A second USB port (type B) is located on the back of the oscilloscope. With a USB cable, this connection can be linked to a PC. The supplied CD contains software to send measurements from the oscilloscope to the computer (Figure 2).

Oscilloscope screen displayed on a PC
Figure 2: The osciloscope screen displayed on my PC.

Moreover, the SDS1102 can be controlled remotely with this software (Figure 3). I don’t have a direct application for this, but it might come in handy.

SDS1102 remote control via USB
Figure 3: Remote control of the SDS1102 via USB.

Current Measurement

In the channel settings I noticed — besides the possibility to choose a 1:100 or even a 1:1000 probe — a setting for current measurement, which I have not seen before on a scope. Simply put, a channel measures the voltage across a resistor whose value you enter in the settings of the oscilloscope. The voltage the probe measures is automatically converted to the current flowing through the resistor. Sounds handy, but in practice, you will need to have a differential probe, unless this resistor is connected to GND at one end. Maybe you can even use the scope’s internal functions to convert the voltage difference between the two channels into a current, but after a first failed attempt, I didn’t look any further. In my opinion, the manual that comes with the SDS1102 should be more helpful on this feature.


Speaking of the manual, this Owon scope comes with a printed Quick Guide that — as the name suggests — gets the user started with connecting, calibrating, and performing the most basic measurements. The accompanying CD contains the much more comprehensive User Manual, which covers the SDS1102 in more detail. It also contains clear examples that show how to measure with this oscilloscope. It is not high-quality teaching material, but it certainly contains useful instructions and tips for the novice oscilloscope user. And, as I already mentioned, even seasoned technicians will need to refer to this manual from time to time to fully understand all functions and operation.

SDS1102 Simplicity

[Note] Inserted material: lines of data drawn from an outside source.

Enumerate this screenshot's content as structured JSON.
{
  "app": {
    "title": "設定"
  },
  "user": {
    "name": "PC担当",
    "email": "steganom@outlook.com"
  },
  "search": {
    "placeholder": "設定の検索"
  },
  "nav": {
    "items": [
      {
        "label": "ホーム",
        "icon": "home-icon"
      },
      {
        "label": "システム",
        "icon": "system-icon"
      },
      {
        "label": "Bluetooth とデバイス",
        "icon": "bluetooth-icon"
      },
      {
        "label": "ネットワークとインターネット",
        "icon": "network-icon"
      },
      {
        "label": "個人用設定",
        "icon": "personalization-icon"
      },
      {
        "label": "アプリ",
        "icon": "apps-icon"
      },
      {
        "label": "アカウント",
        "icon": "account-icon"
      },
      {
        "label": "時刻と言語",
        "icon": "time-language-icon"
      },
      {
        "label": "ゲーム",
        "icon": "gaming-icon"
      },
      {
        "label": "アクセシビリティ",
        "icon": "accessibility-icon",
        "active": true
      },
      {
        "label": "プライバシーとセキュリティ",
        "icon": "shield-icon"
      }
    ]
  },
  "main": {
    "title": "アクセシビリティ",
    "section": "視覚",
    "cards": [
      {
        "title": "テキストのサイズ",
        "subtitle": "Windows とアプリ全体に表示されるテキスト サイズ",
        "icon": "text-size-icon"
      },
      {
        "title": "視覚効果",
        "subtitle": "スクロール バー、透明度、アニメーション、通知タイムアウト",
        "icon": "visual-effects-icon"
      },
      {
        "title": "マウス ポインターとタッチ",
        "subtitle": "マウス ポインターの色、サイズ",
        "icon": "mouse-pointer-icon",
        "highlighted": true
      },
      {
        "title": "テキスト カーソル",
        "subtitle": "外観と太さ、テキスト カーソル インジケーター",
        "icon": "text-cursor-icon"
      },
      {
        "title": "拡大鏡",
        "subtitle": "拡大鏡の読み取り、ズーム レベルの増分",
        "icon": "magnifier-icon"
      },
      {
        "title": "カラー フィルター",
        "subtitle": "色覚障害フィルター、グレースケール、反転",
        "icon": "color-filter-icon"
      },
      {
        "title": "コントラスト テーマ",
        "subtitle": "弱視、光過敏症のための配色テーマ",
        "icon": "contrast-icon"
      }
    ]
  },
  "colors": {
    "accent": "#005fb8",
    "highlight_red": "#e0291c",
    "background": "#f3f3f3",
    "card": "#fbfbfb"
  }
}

In most reviews on the Internet, the SDS1102 is seen as a cheap oscilloscope for beginners, and admittedly, in terms of specifications and features, it is certainly not a top-of-the-line instrument, which you should not expect from a device in this price range. There are certainly some criticisms, but I really like the simplicity and clarity of the operation. Finally, an oscilloscope where you can quickly find simple settings like time base and trigger settings at a glance. That's a good reason to buy this oscilloscope!